“And to what did our fine feelings, our regard for the arts, our intimacies, our inspiring conversations, our wish to be clear of the bonds of sex and class and nationality, our wish to try to be fair to everyone bring us? To 1939.”
The stories of individuals, of families CAN, and when executed well DO, tell the stories of generations - and like you've mentioned, the reader plays as large a part in the lasting significance and relevance of a story as does the author.

This is why Montaigne's essays are still as poignant as they were 500 years ago - why Yates' tale of frustration and complacency resonates with modern readers. Not only because their stories are timeless and universal, but because we as readers of talent can't help but to see ourselves reflected in what read.

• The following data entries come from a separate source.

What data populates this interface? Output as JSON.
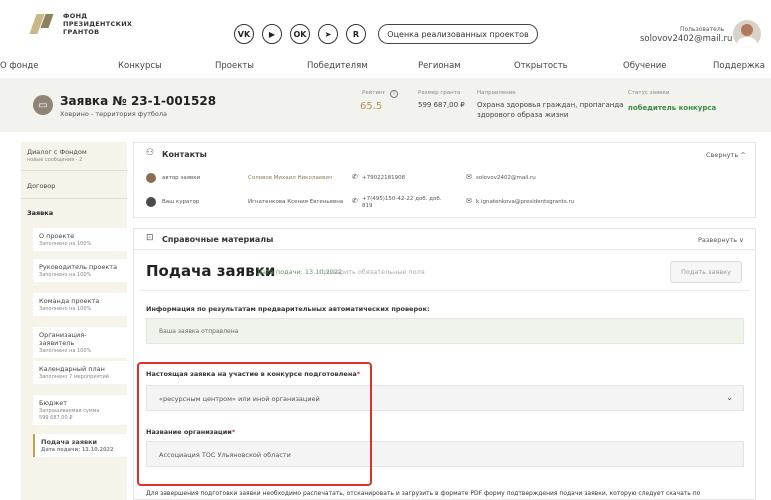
{
  "logo": {
    "line1": "ФОНД",
    "line2": "ПРЕЗИДЕНТСКИХ",
    "line3": "ГРАНТОВ"
  },
  "social": {
    "vk": "VK",
    "youtube": "▶",
    "ok": "OK",
    "telegram": "➤",
    "rutube": "R"
  },
  "header": {
    "eval_button": "Оценка реализованных проектов",
    "user_role": "Пользователь",
    "user_email": "solovov2402@mail.ru"
  },
  "nav": [
    "О фонде",
    "Конкурсы",
    "Проекты",
    "Победителям",
    "Регионам",
    "Открытость",
    "Обучение",
    "Поддержка"
  ],
  "application": {
    "title": "Заявка № 23-1-001528",
    "subtitle": "Ховрино - территория футбола",
    "rating_label": "Рейтинг",
    "rating_value": "65.5",
    "grant_label": "Размер гранта",
    "grant_value": "599 687,00 ₽",
    "direction_label": "Направление",
    "direction_value_1": "Охрана здоровья граждан, пропаганда",
    "direction_value_2": "здорового образа жизни",
    "status_label": "Статус заявки",
    "status_value": "победитель конкурса"
  },
  "sidebar": {
    "dialog": {
      "label": "Диалог с Фондом",
      "sub": "новые сообщения - 2"
    },
    "contract": {
      "label": "Договор"
    },
    "application": {
      "label": "Заявка"
    },
    "children": [
      {
        "label": "О проекте",
        "sub": "Заполнено на 100%"
      },
      {
        "label": "Руководитель проекта",
        "sub": "Заполнено на 100%"
      },
      {
        "label": "Команда проекта",
        "sub": "Заполнено на 100%"
      },
      {
        "label": "Организация-заявитель",
        "sub": "Заполнено на 100%"
      },
      {
        "label": "Календарный план",
        "sub": "Заполнено 7 мероприятий"
      },
      {
        "label": "Бюджет",
        "sub": "Запрашиваемая сумма",
        "sub2": "599 687,00 ₽"
      },
      {
        "label": "Подача заявки",
        "sub": "Дата подачи: 13.10.2022"
      }
    ]
  },
  "contacts": {
    "title": "Контакты",
    "toggle": "Свернуть ^",
    "rows": [
      {
        "role": "автор заявки",
        "name": "Соловов Михаил Николаевич",
        "phone": "+79022181908",
        "email": "solovov2402@mail.ru"
      },
      {
        "role": "Ваш куратор",
        "name": "Игнатенкова Ксения Евгеньевна",
        "phone": "+7(495)150-42-22 доб. доб. 819",
        "email": "k.ignatenkova@presidentsgrants.ru"
      }
    ]
  },
  "references": {
    "title": "Справочные материалы",
    "toggle": "Развернуть ∨"
  },
  "submission": {
    "title": "Подача заявки",
    "date": "Дата подачи: 13.10.2022",
    "check_link": "Проверить обязательные поля",
    "submit_button": "Подать заявку",
    "info_heading": "Информация по результатам предварительных автоматических проверок:",
    "check_result": "Ваша заявка отправлена",
    "prepared_label": "Настоящая заявка на участие в конкурсе подготовлена",
    "prepared_value": "«ресурсным центром» или иной организацией",
    "org_label": "Название организации",
    "org_value": "Ассоциация ТОС Ульяновской области",
    "bottom_note": "Для завершения подготовки заявки необходимо распечатать, отсканировать и загрузить в формате PDF форму подтверждения подачи заявки, которую следует скачать по"
  }
}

Thank goodness we're not the readers Michaels believes us all to be.

great post.

litlove said...

Have you read any Deleuze and Guattari? This readerly distinction reminded me of the one they make between the paranoid Faschist and the schizophrenic revolutionary. The latter (which naturally they favour) bypasses the linearity of discourse to bring things together in a jumble of past and present, here and there, new and old. It struck me that the reader VM is interested in has the same postmodern capacity to leapfrog the old boundaries and embrace an imaginary totality in which they remain multiply themselves, other, heterogeneous and yet engaged. That seems like a rich and intriguing position to inhabit.

I came over here having witnessed your entertaining discussion with DG Myers, who I find perverse but interesting!

Andrew Seal said...

litlove,

I have, but not enough (i.e. not Anti-Oedipus, Thousand Plateus or Difference and Repetition). I found their concept of minor literature really fertile, although I'm still trying to come to terms with it--I should do a more devoted reading to it sometime, I guess.

It looks like I'll have to do some digging into AO, though (that's where the paranoid Fascist/schizophrenic revolutionary stuff comes from, right?), as what you're saying sounds really interesting, and something I'd really like to read more about. Thanks!